App and web page records:
***
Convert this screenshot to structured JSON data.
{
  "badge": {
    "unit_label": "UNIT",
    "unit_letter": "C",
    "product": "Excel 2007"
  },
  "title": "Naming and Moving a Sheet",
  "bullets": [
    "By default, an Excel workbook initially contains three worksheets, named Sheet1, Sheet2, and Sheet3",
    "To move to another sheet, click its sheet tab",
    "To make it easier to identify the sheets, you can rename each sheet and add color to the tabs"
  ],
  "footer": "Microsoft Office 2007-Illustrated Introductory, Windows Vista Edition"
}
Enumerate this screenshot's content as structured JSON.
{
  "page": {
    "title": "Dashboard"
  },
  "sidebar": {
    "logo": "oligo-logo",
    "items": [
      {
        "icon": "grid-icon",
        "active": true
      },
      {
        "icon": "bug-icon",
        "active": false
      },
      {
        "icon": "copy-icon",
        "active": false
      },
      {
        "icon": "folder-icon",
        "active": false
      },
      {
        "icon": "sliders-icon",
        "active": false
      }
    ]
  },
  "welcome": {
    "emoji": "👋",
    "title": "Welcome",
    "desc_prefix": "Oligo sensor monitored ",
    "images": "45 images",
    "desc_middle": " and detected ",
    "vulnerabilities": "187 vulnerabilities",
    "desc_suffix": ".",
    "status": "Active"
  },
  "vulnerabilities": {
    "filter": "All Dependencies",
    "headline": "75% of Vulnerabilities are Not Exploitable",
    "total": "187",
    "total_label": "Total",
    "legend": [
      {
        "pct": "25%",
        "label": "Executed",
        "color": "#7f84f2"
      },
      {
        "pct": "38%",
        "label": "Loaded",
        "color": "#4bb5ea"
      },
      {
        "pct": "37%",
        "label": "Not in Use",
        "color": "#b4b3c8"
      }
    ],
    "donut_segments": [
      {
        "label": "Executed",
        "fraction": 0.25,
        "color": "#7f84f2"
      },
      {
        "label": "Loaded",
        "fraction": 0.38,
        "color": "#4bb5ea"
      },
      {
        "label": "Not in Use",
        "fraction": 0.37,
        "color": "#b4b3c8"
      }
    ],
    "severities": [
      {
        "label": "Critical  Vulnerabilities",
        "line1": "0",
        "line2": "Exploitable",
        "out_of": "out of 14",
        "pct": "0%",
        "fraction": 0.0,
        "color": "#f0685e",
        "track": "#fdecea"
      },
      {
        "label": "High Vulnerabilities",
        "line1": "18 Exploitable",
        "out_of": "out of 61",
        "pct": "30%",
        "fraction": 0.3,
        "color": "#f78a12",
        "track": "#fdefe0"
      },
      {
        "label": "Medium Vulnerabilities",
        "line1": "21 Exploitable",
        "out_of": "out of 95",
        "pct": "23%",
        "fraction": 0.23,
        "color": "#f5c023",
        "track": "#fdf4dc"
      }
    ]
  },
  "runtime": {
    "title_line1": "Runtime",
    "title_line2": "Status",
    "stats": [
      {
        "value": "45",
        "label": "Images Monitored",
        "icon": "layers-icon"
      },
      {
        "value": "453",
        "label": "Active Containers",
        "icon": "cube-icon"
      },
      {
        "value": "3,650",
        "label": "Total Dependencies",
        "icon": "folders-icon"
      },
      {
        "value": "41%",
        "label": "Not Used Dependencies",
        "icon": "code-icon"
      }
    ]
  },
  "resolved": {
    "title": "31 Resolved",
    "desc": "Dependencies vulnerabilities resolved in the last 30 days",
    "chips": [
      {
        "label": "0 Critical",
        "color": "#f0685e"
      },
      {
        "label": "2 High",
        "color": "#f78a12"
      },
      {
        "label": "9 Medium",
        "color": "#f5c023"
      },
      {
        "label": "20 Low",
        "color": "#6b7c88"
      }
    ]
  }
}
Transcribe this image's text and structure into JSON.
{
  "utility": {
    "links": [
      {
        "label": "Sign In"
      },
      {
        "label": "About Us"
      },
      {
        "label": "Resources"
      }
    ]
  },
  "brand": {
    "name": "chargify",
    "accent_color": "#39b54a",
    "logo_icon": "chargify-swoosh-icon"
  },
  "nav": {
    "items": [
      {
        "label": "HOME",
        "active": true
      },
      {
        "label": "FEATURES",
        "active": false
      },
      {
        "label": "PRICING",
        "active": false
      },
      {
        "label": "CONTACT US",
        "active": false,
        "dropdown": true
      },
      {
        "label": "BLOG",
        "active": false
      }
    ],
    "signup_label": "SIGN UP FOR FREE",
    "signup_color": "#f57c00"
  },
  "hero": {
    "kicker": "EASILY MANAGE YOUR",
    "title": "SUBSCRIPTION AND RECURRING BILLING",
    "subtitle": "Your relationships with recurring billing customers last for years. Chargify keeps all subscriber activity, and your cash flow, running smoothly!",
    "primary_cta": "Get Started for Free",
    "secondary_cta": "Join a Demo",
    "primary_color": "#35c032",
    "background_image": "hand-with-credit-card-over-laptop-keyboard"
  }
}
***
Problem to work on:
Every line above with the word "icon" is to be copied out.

Written response:
        "icon": "grid-icon",
        "icon": "bug-icon",
        "icon": "copy-icon",
        "icon": "folder-icon",
        "icon": "sliders-icon",
        "icon": "layers-icon"
        "icon": "cube-icon"
        "icon": "folders-icon"
        "icon": "code-icon"
    "logo_icon": "chargify-swoosh-icon"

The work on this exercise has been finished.